The next step is prioritizing your list. Number your list, starting with what you feel to be most important and continue down to the least important. Then begin to work on them in the order you set. It is more important to complete one task properly than to rush and complete all the tasks on your list. You are now in control. One seldom reaches the bottom of a To Do List. Making the most effective use of your time is your goal.
As you are working through your list you may come across something that you could delegate to someone else. You may find the last thing on your list today may be your No. 1 priority tomorrow. Your priorities will be changing with your circumstances. This is unavoidable. Remain flexible and be willing to renumber priorities as needed.
Michael LeBoeuf, a professor of time management at the University of New Orleans observed, "Important things are seldom urgent and urgent things are seldom important. The urgency of fixing a flat tire when you are late for an appointment is much greater than remembering to pay your auto insurance premium, but its importance (the tire) is, in most cases, relatively small."
Some people find the 80/20 rule helpful when setting priorities. This principle was originally formulated by the 19th-century Italian economist Vilfredo Pareto. It states that only about 20 percent of the causes produce about 80 percent of the results. In simple terms, imagine that your To Do List contains 10 items. Performing just two (or 20 percent) of your tasks may accomplish 80 percent of your objectives for the day. The two most important tasks may yield more benefits than the other eight put together. Evaluating which things on your list have the biggest impact and doing them first will give the most results in the least amount of time.

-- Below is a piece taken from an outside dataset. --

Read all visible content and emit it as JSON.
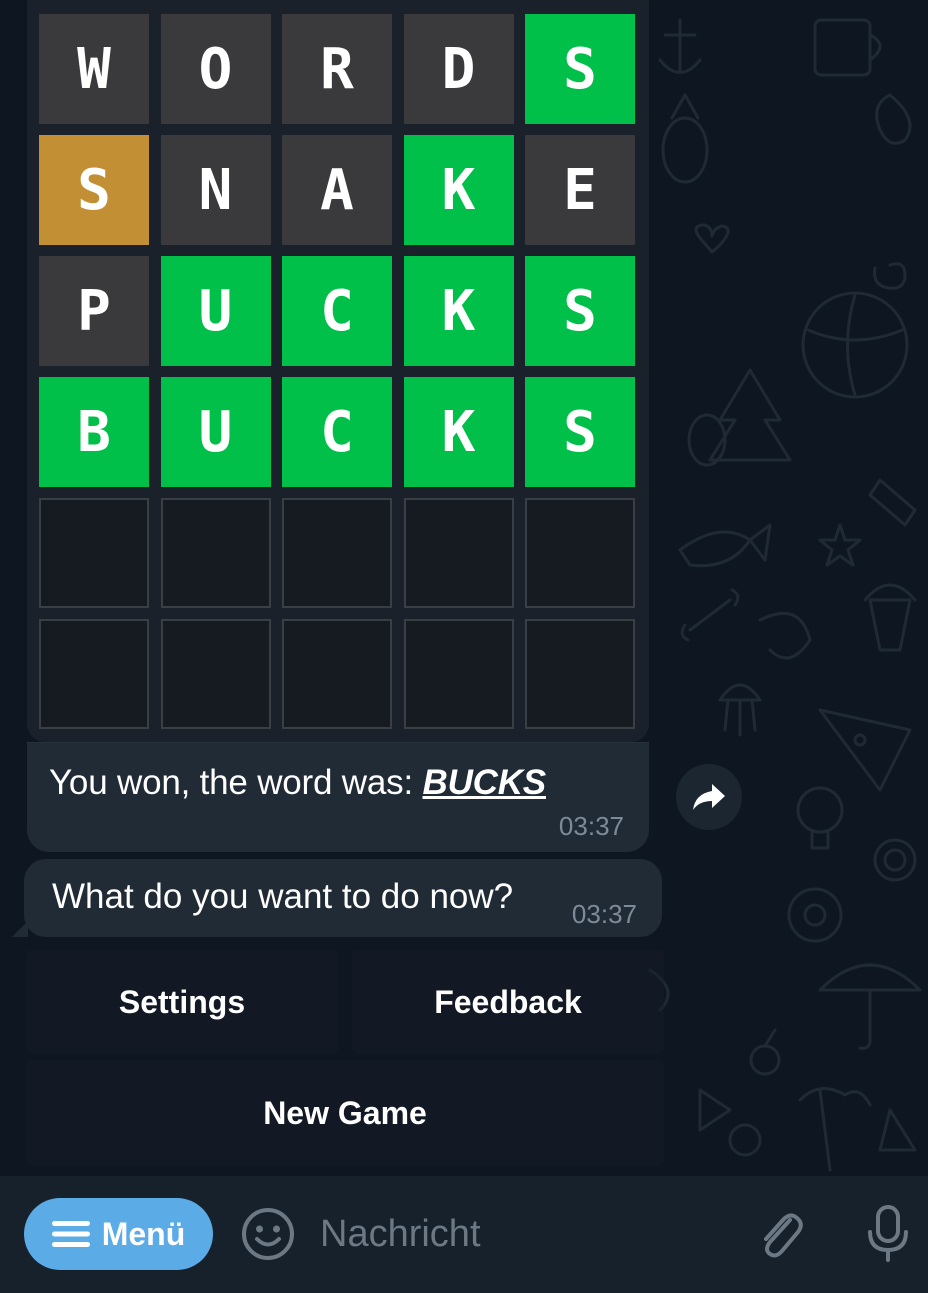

Being in control of your time doesn't mean becoming preoccupied with being busy every waking moment. It means selecting the right task at the right time and doing it.